One Flew Over The Cuckoo's Nest was a movie that demonstrated the difficulties of living in a controlled environment. Hierarchy, depersonalization, adjustment, and institutionalization are the characteristics that are shown throughout the film. The institutionalized men experience these things and we see how they are affected by the environment around them. The movie gives a visual interpretation of what it is like to be in a mental institution. It is clear from the start who is in charge and who is not.
In the book “One Flew Over The Cuckoo's Nest” Ken Kesey shows that the “insanity” of the patients is really just normal insecurities and their label as insane by society is immoral. This appears in the book concerning Billy Bibbits problem with his mom, Harding's problems with his wife, and that the patients are in the ward
Throughout Ken Kesey’s, One Flew Over the Cuckoo’s Nest, the balance of power is challenged in the psychiatric ward. Out of the several leaders that appear in the novel, Nurse Ratched and McMurphy are the most prominent. During Nurse Ratched and McMurphy struggle for power, they share many of the same qualities. It is argued that: “McMurphy and Ratched are alike in intelligence, military service, distinctive (if opposite) clothing, and conventionally masculine qualities” (Evans). These small similarities; however, do not distract the characters from fighting for their individual beliefs.
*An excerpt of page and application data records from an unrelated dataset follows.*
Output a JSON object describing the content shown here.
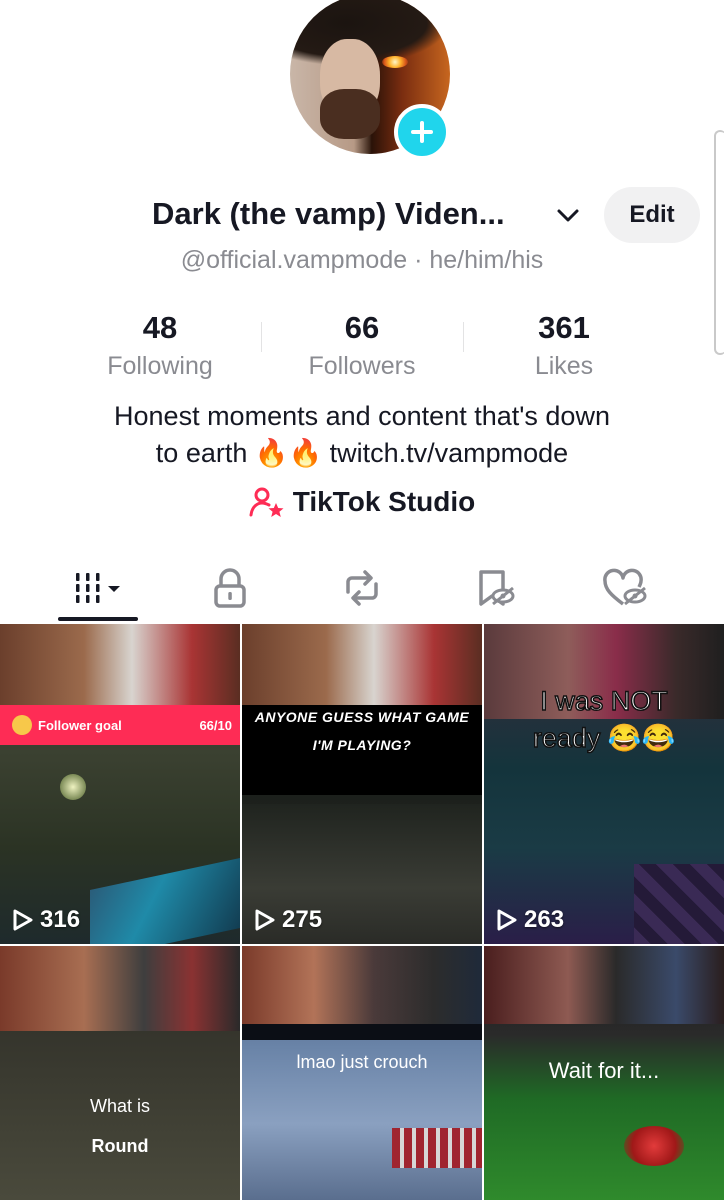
{
  "profile": {
    "display_name": "Dark (the vamp) Viden...",
    "handle_line": "@official.vampmode · he/him/his",
    "edit_label": "Edit",
    "bio_line1": "Honest moments and content that's down",
    "bio_line2": "to earth 🔥🔥 twitch.tv/vampmode",
    "studio_label": "TikTok Studio"
  },
  "stats": [
    {
      "value": "48",
      "label": "Following"
    },
    {
      "value": "66",
      "label": "Followers"
    },
    {
      "value": "361",
      "label": "Likes"
    }
  ],
  "tabs": [
    {
      "icon": "grid-icon",
      "active": true
    },
    {
      "icon": "lock-icon"
    },
    {
      "icon": "repost-icon"
    },
    {
      "icon": "bookmark-icon"
    },
    {
      "icon": "heart-icon"
    }
  ],
  "videos": [
    {
      "views": "316",
      "banner_label": "Follower goal",
      "banner_count": "66/10"
    },
    {
      "views": "275",
      "caption_line1": "ANYONE GUESS WHAT GAME",
      "caption_line2": "I'M PLAYING?"
    },
    {
      "views": "263",
      "caption_line1": "I was NOT",
      "caption_line2": "ready 😂😂"
    },
    {
      "caption_line1": "What is",
      "caption_line2": "Round"
    },
    {
      "caption_line1": "lmao just crouch"
    },
    {
      "caption_line1": "Wait for it..."
    }
  ],
  "colors": {
    "accent_cyan": "#20d5ec",
    "studio_pink": "#fe2c55",
    "goal_banner": "#fe2c55"
  }
}
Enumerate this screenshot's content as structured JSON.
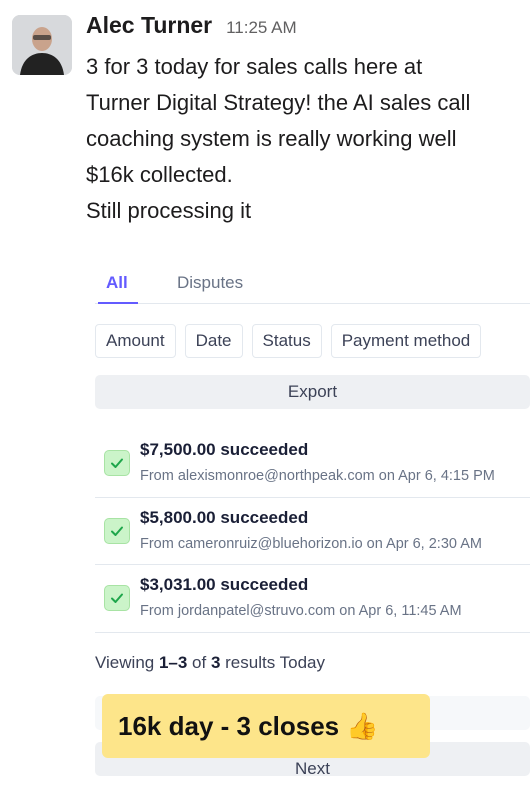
{
  "message": {
    "author": "Alec Turner",
    "time": "11:25 AM",
    "lines": [
      "3 for 3 today for sales calls here at",
      "Turner Digital Strategy! the AI sales call",
      "coaching system is really working well",
      "$16k collected.",
      "Still processing it"
    ]
  },
  "payments": {
    "tabs": [
      "All",
      "Disputes"
    ],
    "filters": [
      "Amount",
      "Date",
      "Status",
      "Payment method"
    ],
    "export_label": "Export",
    "transactions": [
      {
        "amount": "$7,500.00 succeeded",
        "meta": "From alexismonroe@northpeak.com on Apr 6, 4:15 PM"
      },
      {
        "amount": "$5,800.00 succeeded",
        "meta": "From cameronruiz@bluehorizon.io  on Apr 6, 2:30 AM"
      },
      {
        "amount": "$3,031.00 succeeded",
        "meta": "From jordanpatel@struvo.com on Apr 6, 11:45 AM"
      }
    ],
    "summary": {
      "prefix": "Viewing ",
      "range": "1–3",
      "mid": " of ",
      "total": "3",
      "suffix": " results Today"
    },
    "next_label": "Next"
  },
  "callout": {
    "text": "16k day - 3 closes 👍"
  },
  "colors": {
    "accent": "#635bff",
    "success_bg": "#cbf4c9",
    "success_check": "#1ea64b",
    "callout_bg": "#fde58a"
  }
}
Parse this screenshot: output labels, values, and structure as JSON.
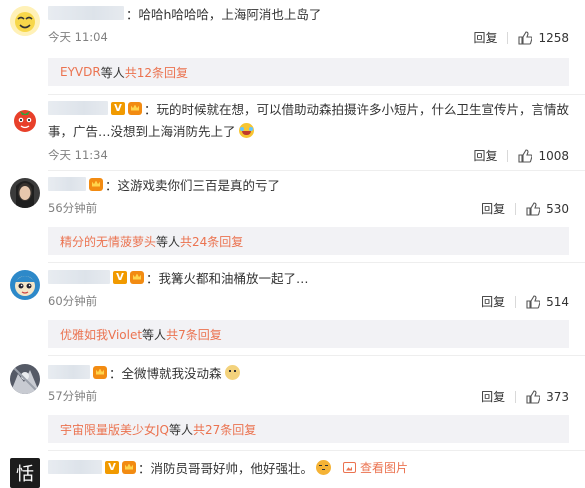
{
  "comments": [
    {
      "text": "：哈哈h哈哈哈，上海阿消也上岛了",
      "time": "今天 11:04",
      "reply_label": "回复",
      "likes": "1258",
      "sub": {
        "user": "EYVDR",
        "mid": " 等人 ",
        "count": "共12条回复"
      }
    },
    {
      "text": "：玩的时候就在想，可以借助动森拍摄许多小短片，什么卫生宣传片，言情故",
      "text2": "事，广告…没想到上海消防先上了",
      "time": "今天 11:34",
      "reply_label": "回复",
      "likes": "1008"
    },
    {
      "text": "：这游戏卖你们三百是真的亏了",
      "time": "56分钟前",
      "reply_label": "回复",
      "likes": "530",
      "sub": {
        "user": "精分的无情菠萝头",
        "mid": " 等人 ",
        "count": "共24条回复"
      }
    },
    {
      "text": "：我篝火都和油桶放一起了…",
      "time": "60分钟前",
      "reply_label": "回复",
      "likes": "514",
      "sub": {
        "user": "优雅如我Violet",
        "mid": " 等人 ",
        "count": "共7条回复"
      }
    },
    {
      "text": "：全微博就我没动森",
      "time": "57分钟前",
      "reply_label": "回复",
      "likes": "373",
      "sub": {
        "user": "宇宙限量版美少女JQ",
        "mid": " 等人 ",
        "count": "共27条回复"
      }
    },
    {
      "text": "：消防员哥哥好帅，他好强壮。",
      "view_pic": "查看图片"
    }
  ],
  "vbadge_text": "V",
  "avatar_text_last": "恬",
  "icons": [
    "v-badge",
    "crown-badge",
    "thumb-up-icon",
    "picture-icon",
    "laugh-emoji",
    "doge-emoji",
    "pout-emoji"
  ]
}
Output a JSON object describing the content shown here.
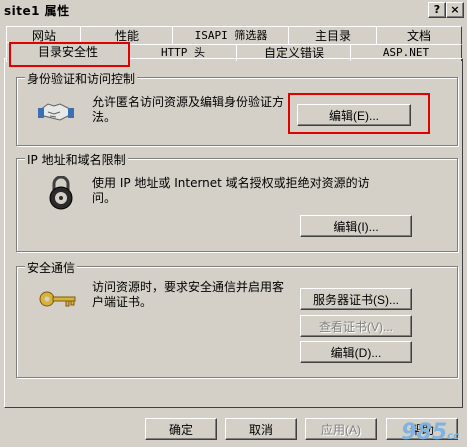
{
  "window": {
    "title": "site1 属性",
    "help_glyph": "?",
    "close_glyph": "×"
  },
  "tabs_row1": [
    "网站",
    "性能",
    "ISAPI 筛选器",
    "主目录",
    "文档"
  ],
  "tabs_row2": [
    "目录安全性",
    "HTTP 头",
    "自定义错误",
    "ASP.NET"
  ],
  "auth": {
    "legend": "身份验证和访问控制",
    "description": "允许匿名访问资源及编辑身份验证方法。",
    "edit_button": "编辑(E)..."
  },
  "ip": {
    "legend": "IP 地址和域名限制",
    "description": "使用 IP 地址或 Internet 域名授权或拒绝对资源的访问。",
    "edit_button": "编辑(I)..."
  },
  "secure": {
    "legend": "安全通信",
    "description": "访问资源时，要求安全通信并启用客户端证书。",
    "server_cert_button": "服务器证书(S)...",
    "view_cert_button": "查看证书(V)...",
    "edit_button": "编辑(D)..."
  },
  "footer": {
    "ok": "确定",
    "cancel": "取消",
    "apply": "应用(A)",
    "help": "帮助"
  },
  "watermark": {
    "main": "985",
    "suffix": "cc"
  },
  "colors": {
    "face": "#d4d0c8",
    "highlight_box": "#e00000"
  }
}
The author of One Flew Over the Cuckoo’s Nest, Kesey, presents the ideas about venerability and strength by using his characters and the way they interact with each other to establish whether they are a submissive or a dominant, tamed or leading, venerable or strong. Kesey uses strong personalities to show the drastic difference between someone who is vulnerable and someone who is strong. Nurse Ratchet is a perfect example of how Kasey presents the idea of strength over the venerability of others (the patients). Keys also exhibited vulnerability throughout characters such as Chief Bromden and his extensive habit of hiding himself in all means possible from Nurse Ratchet. Another idea presented by Kesey is a character’s false thought on what
The movie “One flew over the cuckoo’s nest” gives an inside look into the life of a patient living in a mental institution; helping to give a new definition of mental illnesses. From a medical standpoint, determinants of mental illness are considered to be internal; physically and in the mind, while they are seen as external; in the environment or the person’s social situation, from a sociological perspective (Stockton, 2014). Additionally, the movie also explores the idea of power relations that exist between an authorized person (Nurse Ratched) and a patient and further looks into the punishment a deviant actor receives (ie. McMurphy contesting Nurse Ratched). One of the sociological themes that I have observed is conformity.
One Flew Over the Cuckoo's Nest The film, One Flew Over the Cuckoo's Nest, prompts very important aspect of the human condition. In the movie, the protagonist, Mac McMurphy, is deemed dangerous, so the mental institute tries to suppress him (Kesey). The film highlights various aspects of human conditions like psychology, sociology and philosophy. The mental institute tries to suppress the mentally challenged people rather than to try to communicate with them.